STORED DATA: Begin

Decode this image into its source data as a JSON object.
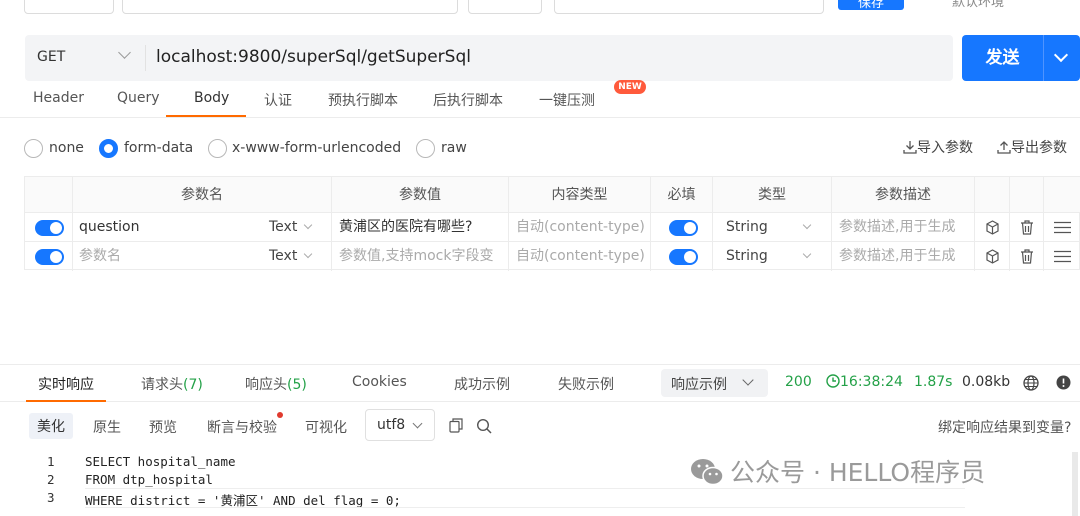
{
  "top": {
    "env_label": "默认环境",
    "save_label": "保存"
  },
  "request": {
    "method": "GET",
    "url": "localhost:9800/superSql/getSuperSql",
    "send_label": "发送"
  },
  "tabs": [
    {
      "label": "Header"
    },
    {
      "label": "Query"
    },
    {
      "label": "Body",
      "active": true
    },
    {
      "label": "认证"
    },
    {
      "label": "预执行脚本"
    },
    {
      "label": "后执行脚本"
    },
    {
      "label": "一键压测",
      "badge": "NEW"
    }
  ],
  "body_types": [
    {
      "label": "none",
      "selected": false
    },
    {
      "label": "form-data",
      "selected": true
    },
    {
      "label": "x-www-form-urlencoded",
      "selected": false
    },
    {
      "label": "raw",
      "selected": false
    }
  ],
  "actions": {
    "import_label": "导入参数",
    "export_label": "导出参数"
  },
  "table": {
    "headers": [
      "参数名",
      "参数值",
      "内容类型",
      "必填",
      "类型",
      "参数描述"
    ],
    "rows": [
      {
        "enabled": true,
        "name": "question",
        "name_is_placeholder": false,
        "field_type": "Text",
        "value": "黄浦区的医院有哪些?",
        "value_is_placeholder": false,
        "content_type": "自动(content-type)",
        "required": true,
        "type": "String",
        "description": "参数描述,用于生成"
      },
      {
        "enabled": true,
        "name": "参数名",
        "name_is_placeholder": true,
        "field_type": "Text",
        "value": "参数值,支持mock字段变",
        "value_is_placeholder": true,
        "content_type": "自动(content-type)",
        "required": true,
        "type": "String",
        "description": "参数描述,用于生成"
      }
    ]
  },
  "response": {
    "tabs": [
      {
        "label": "实时响应",
        "active": true
      },
      {
        "label": "请求头",
        "count": "(7)"
      },
      {
        "label": "响应头",
        "count": "(5)"
      },
      {
        "label": "Cookies"
      },
      {
        "label": "成功示例"
      },
      {
        "label": "失败示例"
      }
    ],
    "example_select": "响应示例",
    "status": "200",
    "time": "16:38:24",
    "duration": "1.87s",
    "size": "0.08kb",
    "sub_tabs": [
      {
        "label": "美化",
        "active": true
      },
      {
        "label": "原生"
      },
      {
        "label": "预览"
      },
      {
        "label": "断言与校验"
      },
      {
        "label": "可视化"
      }
    ],
    "encoding": "utf8",
    "bind_label": "绑定响应结果到变量?",
    "code_lines": [
      {
        "no": "1",
        "text": "SELECT hospital_name"
      },
      {
        "no": "2",
        "text": "FROM dtp_hospital"
      },
      {
        "no": "3",
        "text": "WHERE district = '黄浦区' AND del_flag = 0;"
      }
    ]
  },
  "watermark": "公众号 · HELLO程序员",
  "colors": {
    "primary": "#1677ff",
    "accent": "#ff6a00",
    "success": "#24a148",
    "badge": "#ff5a3c"
  }
}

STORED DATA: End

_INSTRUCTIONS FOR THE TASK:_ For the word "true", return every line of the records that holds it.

_ANSWER FOR THE TASK:_
      "active": true
      "selected": true
        "enabled": true,
        "required": true,
        "enabled": true,
        "name_is_placeholder": true,
        "value_is_placeholder": true,
        "required": true,
        "active": true
        "active": true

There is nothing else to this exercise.